§ WHAT IS NEEDED:
Reproduce all of the data word for word.

[Opening GIVEN ENTRIES section]

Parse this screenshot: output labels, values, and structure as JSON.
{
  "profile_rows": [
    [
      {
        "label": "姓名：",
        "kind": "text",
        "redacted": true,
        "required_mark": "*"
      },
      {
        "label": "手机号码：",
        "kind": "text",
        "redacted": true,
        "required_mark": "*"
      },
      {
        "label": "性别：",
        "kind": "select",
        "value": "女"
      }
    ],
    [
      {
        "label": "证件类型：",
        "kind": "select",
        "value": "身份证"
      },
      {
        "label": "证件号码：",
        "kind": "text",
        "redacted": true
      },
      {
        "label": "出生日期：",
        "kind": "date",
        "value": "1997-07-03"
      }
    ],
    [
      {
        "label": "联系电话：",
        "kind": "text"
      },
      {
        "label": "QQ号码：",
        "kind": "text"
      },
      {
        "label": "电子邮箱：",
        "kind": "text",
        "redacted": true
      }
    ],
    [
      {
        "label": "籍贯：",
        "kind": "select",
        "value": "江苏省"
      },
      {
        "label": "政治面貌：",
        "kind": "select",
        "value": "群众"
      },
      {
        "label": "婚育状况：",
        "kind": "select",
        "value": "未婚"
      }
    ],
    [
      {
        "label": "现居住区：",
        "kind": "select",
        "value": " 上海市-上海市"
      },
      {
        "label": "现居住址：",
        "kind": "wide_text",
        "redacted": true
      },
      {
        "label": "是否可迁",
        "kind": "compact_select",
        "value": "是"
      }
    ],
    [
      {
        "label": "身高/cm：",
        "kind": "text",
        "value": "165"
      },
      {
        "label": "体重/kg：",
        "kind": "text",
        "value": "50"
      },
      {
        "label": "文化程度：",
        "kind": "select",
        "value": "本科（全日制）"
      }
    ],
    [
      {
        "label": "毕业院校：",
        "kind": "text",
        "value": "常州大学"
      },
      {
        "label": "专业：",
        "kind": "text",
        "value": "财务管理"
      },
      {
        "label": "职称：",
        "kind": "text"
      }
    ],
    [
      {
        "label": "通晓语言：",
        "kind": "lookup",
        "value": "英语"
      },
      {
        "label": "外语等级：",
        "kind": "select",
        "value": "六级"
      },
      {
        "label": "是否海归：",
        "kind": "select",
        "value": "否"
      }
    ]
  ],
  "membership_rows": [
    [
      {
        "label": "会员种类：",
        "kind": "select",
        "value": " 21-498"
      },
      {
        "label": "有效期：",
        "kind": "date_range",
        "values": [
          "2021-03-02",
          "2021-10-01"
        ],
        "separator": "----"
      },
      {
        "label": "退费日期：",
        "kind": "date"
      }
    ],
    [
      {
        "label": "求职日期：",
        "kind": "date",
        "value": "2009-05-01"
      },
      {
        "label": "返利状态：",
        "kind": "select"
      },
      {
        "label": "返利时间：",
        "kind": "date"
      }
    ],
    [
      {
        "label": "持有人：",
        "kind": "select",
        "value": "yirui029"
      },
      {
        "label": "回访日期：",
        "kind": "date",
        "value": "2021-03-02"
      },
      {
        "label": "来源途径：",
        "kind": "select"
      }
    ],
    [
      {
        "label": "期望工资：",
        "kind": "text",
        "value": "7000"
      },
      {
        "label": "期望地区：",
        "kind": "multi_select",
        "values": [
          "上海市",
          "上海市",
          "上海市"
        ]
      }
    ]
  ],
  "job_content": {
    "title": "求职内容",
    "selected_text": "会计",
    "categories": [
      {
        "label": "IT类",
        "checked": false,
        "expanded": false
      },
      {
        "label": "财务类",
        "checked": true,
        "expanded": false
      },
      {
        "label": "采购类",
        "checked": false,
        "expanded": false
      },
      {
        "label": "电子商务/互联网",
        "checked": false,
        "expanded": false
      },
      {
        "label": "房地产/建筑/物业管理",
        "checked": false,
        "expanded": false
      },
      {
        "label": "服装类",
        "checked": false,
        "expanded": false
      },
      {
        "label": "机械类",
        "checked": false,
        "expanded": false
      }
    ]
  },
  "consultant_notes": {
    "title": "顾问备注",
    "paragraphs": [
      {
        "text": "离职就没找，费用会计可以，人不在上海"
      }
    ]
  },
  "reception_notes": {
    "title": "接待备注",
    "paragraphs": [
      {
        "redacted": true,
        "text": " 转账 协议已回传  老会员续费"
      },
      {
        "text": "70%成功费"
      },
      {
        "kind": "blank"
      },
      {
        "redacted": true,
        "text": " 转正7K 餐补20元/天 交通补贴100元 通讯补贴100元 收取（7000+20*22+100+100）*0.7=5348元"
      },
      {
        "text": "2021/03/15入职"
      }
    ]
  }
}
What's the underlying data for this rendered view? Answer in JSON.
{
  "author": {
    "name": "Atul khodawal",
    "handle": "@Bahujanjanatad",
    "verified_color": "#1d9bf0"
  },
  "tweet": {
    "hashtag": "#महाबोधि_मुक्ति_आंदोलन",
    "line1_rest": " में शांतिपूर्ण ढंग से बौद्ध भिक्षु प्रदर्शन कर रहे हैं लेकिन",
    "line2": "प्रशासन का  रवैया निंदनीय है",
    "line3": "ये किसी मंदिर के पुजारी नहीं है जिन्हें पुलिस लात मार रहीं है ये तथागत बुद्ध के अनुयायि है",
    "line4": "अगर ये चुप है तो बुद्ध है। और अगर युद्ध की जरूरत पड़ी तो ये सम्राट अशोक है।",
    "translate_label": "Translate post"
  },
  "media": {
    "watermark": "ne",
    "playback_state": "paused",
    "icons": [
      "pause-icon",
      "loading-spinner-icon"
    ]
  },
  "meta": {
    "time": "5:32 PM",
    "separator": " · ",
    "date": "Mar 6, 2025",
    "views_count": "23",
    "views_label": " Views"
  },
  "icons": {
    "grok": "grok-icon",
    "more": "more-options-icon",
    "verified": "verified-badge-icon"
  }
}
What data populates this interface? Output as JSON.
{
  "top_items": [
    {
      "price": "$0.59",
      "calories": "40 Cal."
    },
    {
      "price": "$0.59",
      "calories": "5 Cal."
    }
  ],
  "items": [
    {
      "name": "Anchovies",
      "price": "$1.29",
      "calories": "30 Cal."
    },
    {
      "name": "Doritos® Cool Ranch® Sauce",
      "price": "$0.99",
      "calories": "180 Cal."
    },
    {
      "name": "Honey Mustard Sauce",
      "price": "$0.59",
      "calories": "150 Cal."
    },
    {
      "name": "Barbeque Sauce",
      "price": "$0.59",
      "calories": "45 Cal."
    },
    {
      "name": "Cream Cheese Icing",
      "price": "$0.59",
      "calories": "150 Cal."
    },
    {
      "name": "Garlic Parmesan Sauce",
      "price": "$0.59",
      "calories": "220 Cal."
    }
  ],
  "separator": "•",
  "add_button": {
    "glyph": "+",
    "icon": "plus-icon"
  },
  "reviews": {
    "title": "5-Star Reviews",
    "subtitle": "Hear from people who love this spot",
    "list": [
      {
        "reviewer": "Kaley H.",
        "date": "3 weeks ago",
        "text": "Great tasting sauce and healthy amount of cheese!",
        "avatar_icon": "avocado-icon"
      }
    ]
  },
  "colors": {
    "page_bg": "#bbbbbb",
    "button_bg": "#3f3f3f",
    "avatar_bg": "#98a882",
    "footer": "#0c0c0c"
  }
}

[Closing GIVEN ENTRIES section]

§ WRITTEN RESPONSE:
Parse this screenshot: output labels, values, and structure as JSON.
{
  "profile_rows": [
    [
      {
        "label": "姓名：",
        "kind": "text",
        "redacted": true,
        "required_mark": "*"
      },
      {
        "label": "手机号码：",
        "kind": "text",
        "redacted": true,
        "required_mark": "*"
      },
      {
        "label": "性别：",
        "kind": "select",
        "value": "女"
      }
    ],
    [
      {
        "label": "证件类型：",
        "kind": "select",
        "value": "身份证"
      },
      {
        "label": "证件号码：",
        "kind": "text",
        "redacted": true
      },
      {
        "label": "出生日期：",
        "kind": "date",
        "value": "1997-07-03"
      }
    ],
    [
      {
        "label": "联系电话：",
        "kind": "text"
      },
      {
        "label": "QQ号码：",
        "kind": "text"
      },
      {
        "label": "电子邮箱：",
        "kind": "text",
        "redacted": true
      }
    ],
    [
      {
        "label": "籍贯：",
        "kind": "select",
        "value": "江苏省"
      },
      {
        "label": "政治面貌：",
        "kind": "select",
        "value": "群众"
      },
      {
        "label": "婚育状况：",
        "kind": "select",
        "value": "未婚"
      }
    ],
    [
      {
        "label": "现居住区：",
        "kind": "select",
        "value": " 上海市-上海市"
      },
      {
        "label": "现居住址：",
        "kind": "wide_text",
        "redacted": true
      },
      {
        "label": "是否可迁",
        "kind": "compact_select",
        "value": "是"
      }
    ],
    [
      {
        "label": "身高/cm：",
        "kind": "text",
        "value": "165"
      },
      {
        "label": "体重/kg：",
        "kind": "text",
        "value": "50"
      },
      {
        "label": "文化程度：",
        "kind": "select",
        "value": "本科（全日制）"
      }
    ],
    [
      {
        "label": "毕业院校：",
        "kind": "text",
        "value": "常州大学"
      },
      {
        "label": "专业：",
        "kind": "text",
        "value": "财务管理"
      },
      {
        "label": "职称：",
        "kind": "text"
      }
    ],
    [
      {
        "label": "通晓语言：",
        "kind": "lookup",
        "value": "英语"
      },
      {
        "label": "外语等级：",
        "kind": "select",
        "value": "六级"
      },
      {
        "label": "是否海归：",
        "kind": "select",
        "value": "否"
      }
    ]
  ],
  "membership_rows": [
    [
      {
        "label": "会员种类：",
        "kind": "select",
        "value": " 21-498"
      },
      {
        "label": "有效期：",
        "kind": "date_range",
        "values": [
          "2021-03-02",
          "2021-10-01"
        ],
        "separator": "----"
      },
      {
        "label": "退费日期：",
        "kind": "date"
      }
    ],
    [
      {
        "label": "求职日期：",
        "kind": "date",
        "value": "2009-05-01"
      },
      {
        "label": "返利状态：",
        "kind": "select"
      },
      {
        "label": "返利时间：",
        "kind": "date"
      }
    ],
    [
      {
        "label": "持有人：",
        "kind": "select",
        "value": "yirui029"
      },
      {
        "label": "回访日期：",
        "kind": "date",
        "value": "2021-03-02"
      },
      {
        "label": "来源途径：",
        "kind": "select"
      }
    ],
    [
      {
        "label": "期望工资：",
        "kind": "text",
        "value": "7000"
      },
      {
        "label": "期望地区：",
        "kind": "multi_select",
        "values": [
          "上海市",
          "上海市",
          "上海市"
        ]
      }
    ]
  ],
  "job_content": {
    "title": "求职内容",
    "selected_text": "会计",
    "categories": [
      {
        "label": "IT类",
        "checked": false,
        "expanded": false
      },
      {
        "label": "财务类",
        "checked": true,
        "expanded": false
      },
      {
        "label": "采购类",
        "checked": false,
        "expanded": false
      },
      {
        "label": "电子商务/互联网",
        "checked": false,
        "expanded": false
      },
      {
        "label": "房地产/建筑/物业管理",
        "checked": false,
        "expanded": false
      },
      {
        "label": "服装类",
        "checked": false,
        "expanded": false
      },
      {
        "label": "机械类",
        "checked": false,
        "expanded": false
      }
    ]
  },
  "consultant_notes": {
    "title": "顾问备注",
    "paragraphs": [
      {
        "text": "离职就没找，费用会计可以，人不在上海"
      }
    ]
  },
  "reception_notes": {
    "title": "接待备注",
    "paragraphs": [
      {
        "redacted": true,
        "text": " 转账 协议已回传  老会员续费"
      },
      {
        "text": "70%成功费"
      },
      {
        "kind": "blank"
      },
      {
        "redacted": true,
        "text": " 转正7K 餐补20元/天 交通补贴100元 通讯补贴100元 收取（7000+20*22+100+100）*0.7=5348元"
      },
      {
        "text": "2021/03/15入职"
      }
    ]
  }
}
What's the underlying data for this rendered view? Answer in JSON.
{
  "author": {
    "name": "Atul khodawal",
    "handle": "@Bahujanjanatad",
    "verified_color": "#1d9bf0"
  },
  "tweet": {
    "hashtag": "#महाबोधि_मुक्ति_आंदोलन",
    "line1_rest": " में शांतिपूर्ण ढंग से बौद्ध भिक्षु प्रदर्शन कर रहे हैं लेकिन",
    "line2": "प्रशासन का  रवैया निंदनीय है",
    "line3": "ये किसी मंदिर के पुजारी नहीं है जिन्हें पुलिस लात मार रहीं है ये तथागत बुद्ध के अनुयायि है",
    "line4": "अगर ये चुप है तो बुद्ध है। और अगर युद्ध की जरूरत पड़ी तो ये सम्राट अशोक है।",
    "translate_label": "Translate post"
  },
  "media": {
    "watermark": "ne",
    "playback_state": "paused",
    "icons": [
      "pause-icon",
      "loading-spinner-icon"
    ]
  },
  "meta": {
    "time": "5:32 PM",
    "separator": " · ",
    "date": "Mar 6, 2025",
    "views_count": "23",
    "views_label": " Views"
  },
  "icons": {
    "grok": "grok-icon",
    "more": "more-options-icon",
    "verified": "verified-badge-icon"
  }
}
What data populates this interface? Output as JSON.
{
  "top_items": [
    {
      "price": "$0.59",
      "calories": "40 Cal."
    },
    {
      "price": "$0.59",
      "calories": "5 Cal."
    }
  ],
  "items": [
    {
      "name": "Anchovies",
      "price": "$1.29",
      "calories": "30 Cal."
    },
    {
      "name": "Doritos® Cool Ranch® Sauce",
      "price": "$0.99",
      "calories": "180 Cal."
    },
    {
      "name": "Honey Mustard Sauce",
      "price": "$0.59",
      "calories": "150 Cal."
    },
    {
      "name": "Barbeque Sauce",
      "price": "$0.59",
      "calories": "45 Cal."
    },
    {
      "name": "Cream Cheese Icing",
      "price": "$0.59",
      "calories": "150 Cal."
    },
    {
      "name": "Garlic Parmesan Sauce",
      "price": "$0.59",
      "calories": "220 Cal."
    }
  ],
  "separator": "•",
  "add_button": {
    "glyph": "+",
    "icon": "plus-icon"
  },
  "reviews": {
    "title": "5-Star Reviews",
    "subtitle": "Hear from people who love this spot",
    "list": [
      {
        "reviewer": "Kaley H.",
        "date": "3 weeks ago",
        "text": "Great tasting sauce and healthy amount of cheese!",
        "avatar_icon": "avocado-icon"
      }
    ]
  },
  "colors": {
    "page_bg": "#bbbbbb",
    "button_bg": "#3f3f3f",
    "avatar_bg": "#98a882",
    "footer": "#0c0c0c"
  }
}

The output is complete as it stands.